Ford Running Low on Blue Ovals

Supply chain hiccups are affecting Ford’s brand name — literally.

Ford Motor Company, like the rest of the global auto industry, has been dealing with problems in the automotive supply chain for more than two years now.

First, it was computer chips, when electronics companies decided it would be better to allocate chips for work-from-home technologies than for cars during COVID lockdowns.

The problems subsequently expanded to other parts — so much so that Ford recently disclosed that it has made some 45,000 vehicles with parts missing.

Some of those to-be-completed vehicles, it turns out, could be missing Ford’s brand name — literally.

The Wall Street Journal reports that Ford has delayed deliveries of some vehicles because the company ran low on the ubiquitous blue oval logos that adorn most Ford vehicles.

People familiar with the matter told the paper that the issue impacted Ford badges as well as vehicle model name plates, particularly for its best-selling, highly profitable F-Series pickups.

The report also noted that a company that has produced Ford logos in the past, Tribar Technologies of Howell, Michigan, was forced to reduce its operations last month after it reported discharging industrial chemicals into local sewers.

Both Ford and Tribar did not comment about whether the issues were related; Tribar told the Journal that wastewater systems captured the chemicals before they reached a local waterway, and that it is back up and running at full capacity.

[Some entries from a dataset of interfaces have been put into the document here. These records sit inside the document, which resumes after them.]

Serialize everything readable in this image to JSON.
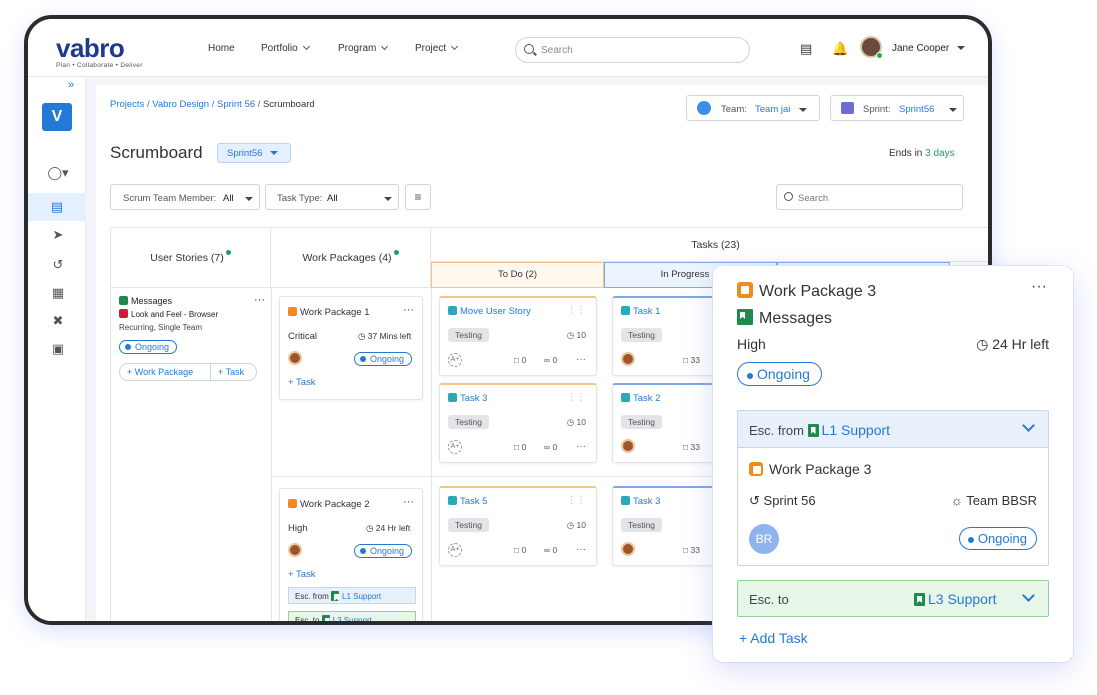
{
  "brand": {
    "name": "vabro",
    "tagline": "Plan • Collaborate • Deliver"
  },
  "nav": {
    "home": "Home",
    "portfolio": "Portfolio",
    "program": "Program",
    "project": "Project"
  },
  "search": {
    "placeholder": "Search"
  },
  "user": {
    "name": "Jane Cooper"
  },
  "sidebar": {
    "workspace_initial": "V"
  },
  "breadcrumb": {
    "path": "Projects / Vabro Design / Sprint 56 / ",
    "current": "Scrumboard"
  },
  "filters": {
    "team_label": "Team:",
    "team_value": "Team jai",
    "sprint_label": "Sprint:",
    "sprint_value": "Sprint56",
    "member": "Scrum Team Member:",
    "member_value": "All",
    "task_type": "Task Type:",
    "task_value": "All",
    "search_placeholder": "Search"
  },
  "page": {
    "title": "Scrumboard",
    "sprint_pill": "Sprint56",
    "ends_prefix": "Ends in",
    "ends_value": "3 days"
  },
  "columns": {
    "stories": "User Stories (7)",
    "packages": "Work Packages (4)",
    "tasks": "Tasks (23)",
    "todo": "To Do (2)",
    "inprogress": "In Progress (1"
  },
  "story": {
    "title": "Messages",
    "feature": "Look and Feel - Browser",
    "recurrence": "Recurring, Single Team",
    "status": "Ongoing",
    "add_wp": "+ Work Package",
    "add_task": "+ Task"
  },
  "wp1": {
    "title": "Work Package  1",
    "priority": "Critical",
    "time": "37 Mins left",
    "status": "Ongoing",
    "add_task": "+ Task"
  },
  "wp2": {
    "title": "Work Package  2",
    "priority": "High",
    "time": "24 Hr left",
    "status": "Ongoing",
    "add_task": "+ Task",
    "esc_from": "Esc. from",
    "esc_from_team": "L1 Support",
    "esc_to": "Esc. to",
    "esc_to_team": "L3 Support"
  },
  "todo_cards": [
    {
      "title": "Move User Story",
      "tag": "Testing",
      "points": "10",
      "comments": "0",
      "attachments": "0"
    },
    {
      "title": "Task 3",
      "tag": "Testing",
      "points": "10",
      "comments": "0",
      "attachments": "0"
    },
    {
      "title": "Task 5",
      "tag": "Testing",
      "points": "10",
      "comments": "0",
      "attachments": "0"
    }
  ],
  "progress_cards": [
    {
      "title": "Task 1",
      "tag": "Testing",
      "comments": "33"
    },
    {
      "title": "Task 2",
      "tag": "Testing",
      "comments": "33"
    },
    {
      "title": "Task 3",
      "tag": "Testing",
      "comments": "33"
    }
  ],
  "popup": {
    "title": "Work Package  3",
    "story": "Messages",
    "priority": "High",
    "time": "24 Hr left",
    "status": "Ongoing",
    "esc_from": "Esc. from",
    "esc_from_team": "L1 Support",
    "wp": "Work Package 3",
    "sprint": "Sprint 56",
    "team": "Team BBSR",
    "assignee_initials": "BR",
    "assignee_status": "Ongoing",
    "esc_to": "Esc. to",
    "esc_to_team": "L3 Support",
    "add_task": "+  Add Task"
  },
  "colors": {
    "accent": "#2479d6",
    "success": "#22a05a",
    "todo_border": "#f3c58a",
    "progress_border": "#7fa8e6"
  }
}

Ford, meanwhile, weighed other potential solutions. The company reportedly considered 3D-printing the badges before officials ultimately decided against it amid concerns about their quality.

For now, the company said it is retrofitting vehicles that are missing the logos before delivering them to dealers.

Ford last week also announced a reshuffling of its executive team, including its supply chain operations. CFO John Lawler will begin reworking the automaker’s supply lines until it hires a new executive to lead the supply chain.

More in Video